February 24, 2015
Satire is a lesson, parody is a game: Steel Panther are seasoned performers who parlayed Spinal Tap-ness into a full-time career. Their show celebrates everything that is both praiseworthy and ridiculous about rock music. Charisma by the bucket load, dirty jokes, histrionics, classic rock showmanship--and accomplished musicianship. An enjoyable show regardless of whether the recipient knows the source material. It works on its own merit as the protagonists are smarter than the people they are parodying, which is again a sure sign that less smart people are taking it for face value--which is when the gross yet admittedly funny jokery gets slightly uncomfortable. At least in theory. With Steel Panther even the ones on the receiving end of their over the top misogynist banter seem to be amused, which gives substance to the notion that the more unapologetically sexist characters are, the more women are attracted to them in person.

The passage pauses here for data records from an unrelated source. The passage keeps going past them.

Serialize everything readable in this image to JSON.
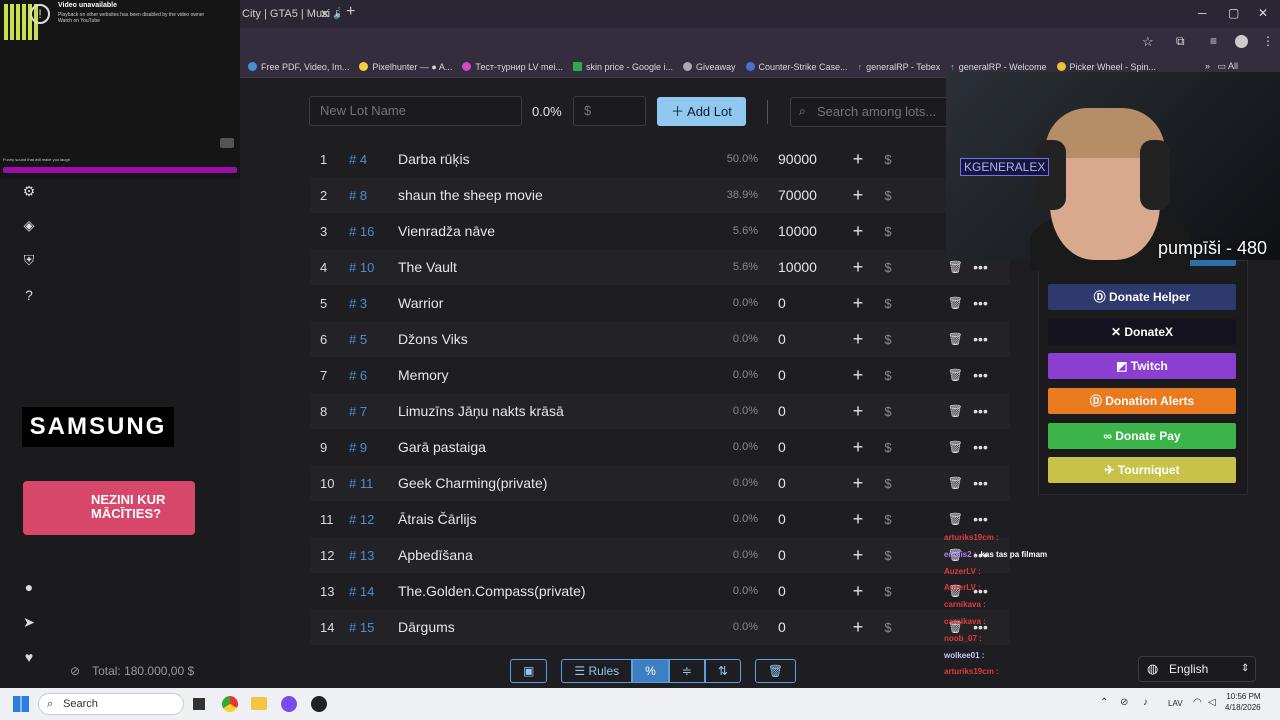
{
  "browser": {
    "active_tab": "City | GTA5 | Musi",
    "bookmarks": [
      "Free PDF, Video, Im...",
      "Pixelhunter — ● A...",
      "Тест-турнир LV mei...",
      "skin price - Google i...",
      "Giveaway",
      "Counter-Strike Case...",
      "generalRP - Tebex",
      "generalRP - Welcome",
      "Picker Wheel - Spin..."
    ],
    "all_bookmarks": "All Bookmarks"
  },
  "video": {
    "title": "Video unavailable",
    "message": "Playback on other websites has been disabled by the video owner",
    "link": "Watch on YouTube",
    "caption": "Funny sound that will make you laugh"
  },
  "sidebar": {
    "samsung": "SAMSUNG",
    "promo": "NEZINI KUR MĀCĪTIES?",
    "total": "Total: 180.000,00 $"
  },
  "toolbar": {
    "lot_name_placeholder": "New Lot Name",
    "percent": "0.0%",
    "dollar_placeholder": "$",
    "add_lot": "Add Lot",
    "search_placeholder": "Search among lots..."
  },
  "lots": [
    {
      "idx": "1",
      "id": "# 4",
      "name": "Darba rūķis",
      "pct": "50.0%",
      "amount": "90000"
    },
    {
      "idx": "2",
      "id": "# 8",
      "name": "shaun the sheep movie",
      "pct": "38.9%",
      "amount": "70000"
    },
    {
      "idx": "3",
      "id": "# 16",
      "name": "Vienradža nāve",
      "pct": "5.6%",
      "amount": "10000"
    },
    {
      "idx": "4",
      "id": "# 10",
      "name": "The Vault",
      "pct": "5.6%",
      "amount": "10000"
    },
    {
      "idx": "5",
      "id": "# 3",
      "name": "Warrior",
      "pct": "0.0%",
      "amount": "0"
    },
    {
      "idx": "6",
      "id": "# 5",
      "name": "Džons Viks",
      "pct": "0.0%",
      "amount": "0"
    },
    {
      "idx": "7",
      "id": "# 6",
      "name": "Memory",
      "pct": "0.0%",
      "amount": "0"
    },
    {
      "idx": "8",
      "id": "# 7",
      "name": "Limuzīns Jāņu nakts krāsā",
      "pct": "0.0%",
      "amount": "0"
    },
    {
      "idx": "9",
      "id": "# 9",
      "name": "Garā pastaiga",
      "pct": "0.0%",
      "amount": "0"
    },
    {
      "idx": "10",
      "id": "# 11",
      "name": "Geek Charming(private)",
      "pct": "0.0%",
      "amount": "0"
    },
    {
      "idx": "11",
      "id": "# 12",
      "name": "Ātrais Čārlijs",
      "pct": "0.0%",
      "amount": "0"
    },
    {
      "idx": "12",
      "id": "# 13",
      "name": "Apbedīšana",
      "pct": "0.0%",
      "amount": "0"
    },
    {
      "idx": "13",
      "id": "# 14",
      "name": "The.Golden.Compass(private)",
      "pct": "0.0%",
      "amount": "0"
    },
    {
      "idx": "14",
      "id": "# 15",
      "name": "Dārgums",
      "pct": "0.0%",
      "amount": "0"
    }
  ],
  "bottom": {
    "rules": "Rules"
  },
  "donate": {
    "helper": "Donate Helper",
    "donatex": "DonateX",
    "twitch": "Twitch",
    "alerts": "Donation Alerts",
    "pay": "Donate Pay",
    "tourniquet": "Tourniquet",
    "colors": {
      "helper": "#2e3a6e",
      "donatex": "#15131f",
      "twitch": "#8a3fd0",
      "alerts": "#ea7a1f",
      "pay": "#3bb54a",
      "tourniquet": "#c9c24a"
    }
  },
  "webcam": {
    "tag": "KGENERALEX",
    "overlay": "pumpīši - 480"
  },
  "chat": [
    {
      "user": "arturiks19cm :",
      "color": "#e03a3a",
      "msg": ""
    },
    {
      "user": "endiis2 :",
      "color": "#b57cff",
      "msg": "kas tas pa filmam"
    },
    {
      "user": "AuzerLV :",
      "color": "#e03a3a",
      "msg": ""
    },
    {
      "user": "AuzerLV :",
      "color": "#e03a3a",
      "msg": ""
    },
    {
      "user": "carnikava :",
      "color": "#e03a3a",
      "msg": ""
    },
    {
      "user": "carnikava :",
      "color": "#e03a3a",
      "msg": ""
    },
    {
      "user": "noob_07 :",
      "color": "#e03a3a",
      "msg": ""
    },
    {
      "user": "wolkee01 :",
      "color": "#c8c8ff",
      "msg": ""
    },
    {
      "user": "arturiks19cm :",
      "color": "#e03a3a",
      "msg": ""
    }
  ],
  "language": "English",
  "taskbar": {
    "search": "Search",
    "lang": "LAV",
    "time": "10:56 PM",
    "date": "4/18/2026"
  }
}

The Panthers' set list included songs from their entire three studio albums, the first of which was on constant rotation in your humble narrator's household after its release, laced with every bit of the rock theatre you missed out on in the 1980s.
After both the male voyeurs and females exhibitionists of all shapes and forms had ample opportunity to sate their appetites during the Steel Panther set, the appearance of the mere silhouette of the Sunset Strip survivor with the top hat and Les Paul sent the audience into a frenzy. Teaming up with Myles Kennedy, Slash backed by the Conspirators delivers a two-hour "best of set" with songs spanning his whole career, including the occasional round from the Velvet Revolver, a bite from the Snakepit and Gunner thrown in for good measure. Myles Kennedy was refreshingly humble for a lead singer and pulled off the old GNR classics convincingly without changing the style or trajectory of the originals. A solid Sidewave show.
Words: T, "era vulgaris"
Photo: Gothic Mario